# Task instructions
Output the data below exactly, images excluded.

━━━ The input

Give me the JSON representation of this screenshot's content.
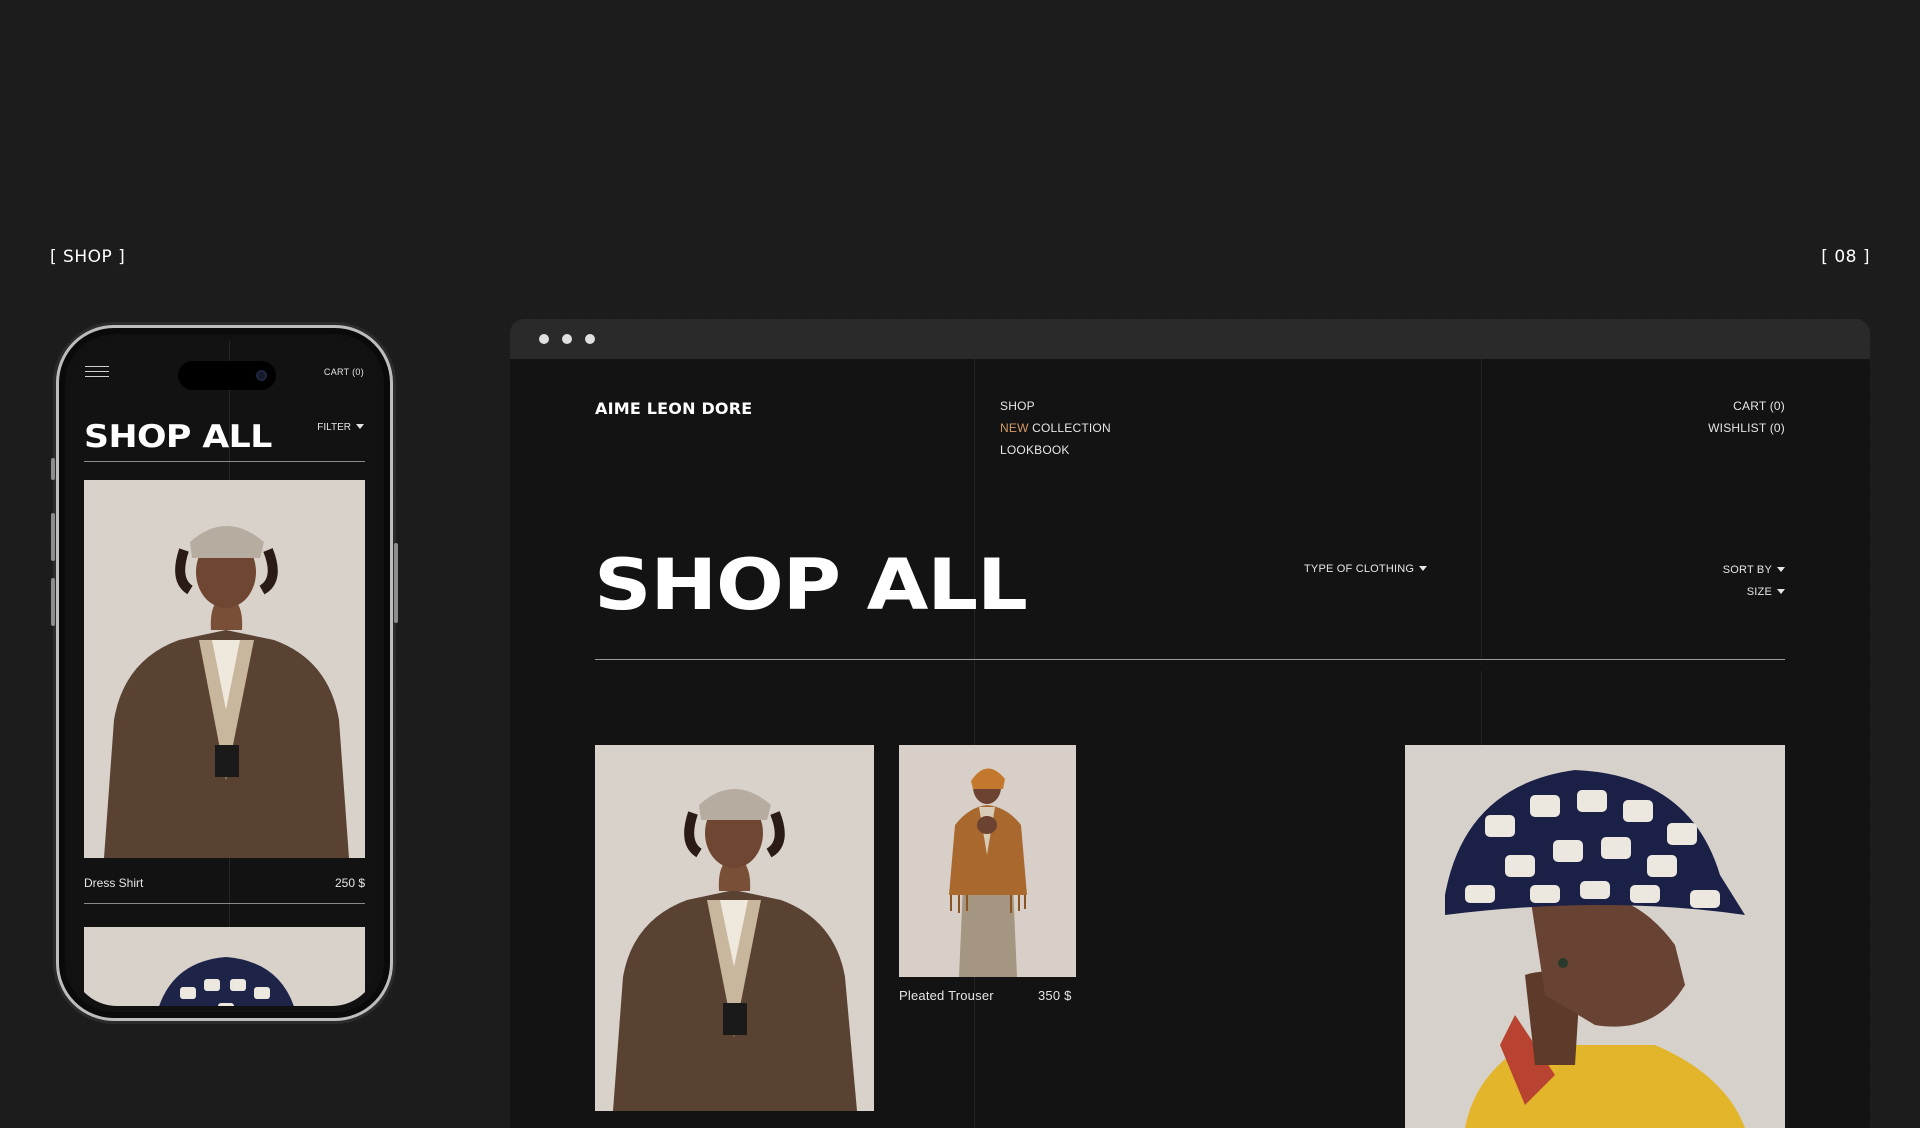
{
  "labels": {
    "left": "[ SHOP ]",
    "right": "[ 08 ]"
  },
  "phone": {
    "cart": "CART (0)",
    "title": "SHOP ALL",
    "filter": "FILTER",
    "product": {
      "name": "Dress Shirt",
      "price": "250 $"
    }
  },
  "browser": {
    "brand": "AIME LEON DORE",
    "nav": {
      "shop": "SHOP",
      "new_accent": "NEW",
      "collection": " COLLECTION",
      "lookbook": "LOOKBOOK"
    },
    "account": {
      "cart": "CART (0)",
      "wishlist": "WISHLIST (0)"
    },
    "title": "SHOP ALL",
    "filters": {
      "type": "TYPE OF CLOTHING",
      "sort": "SORT BY",
      "size": "SIZE"
    },
    "products": [
      {
        "name": "Pleated Trouser",
        "price": "350 $"
      }
    ]
  },
  "colors": {
    "background": "#1b1b1b",
    "panel": "#131313",
    "accent": "#d39a6a",
    "photo_bg": "#d9d2cb"
  }
}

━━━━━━

# Solution
Give me the JSON representation of this screenshot's content.
{
  "labels": {
    "left": "[ SHOP ]",
    "right": "[ 08 ]"
  },
  "phone": {
    "cart": "CART (0)",
    "title": "SHOP ALL",
    "filter": "FILTER",
    "product": {
      "name": "Dress Shirt",
      "price": "250 $"
    }
  },
  "browser": {
    "brand": "AIME LEON DORE",
    "nav": {
      "shop": "SHOP",
      "new_accent": "NEW",
      "collection": " COLLECTION",
      "lookbook": "LOOKBOOK"
    },
    "account": {
      "cart": "CART (0)",
      "wishlist": "WISHLIST (0)"
    },
    "title": "SHOP ALL",
    "filters": {
      "type": "TYPE OF CLOTHING",
      "sort": "SORT BY",
      "size": "SIZE"
    },
    "products": [
      {
        "name": "Pleated Trouser",
        "price": "350 $"
      }
    ]
  },
  "colors": {
    "background": "#1b1b1b",
    "panel": "#131313",
    "accent": "#d39a6a",
    "photo_bg": "#d9d2cb"
  }
}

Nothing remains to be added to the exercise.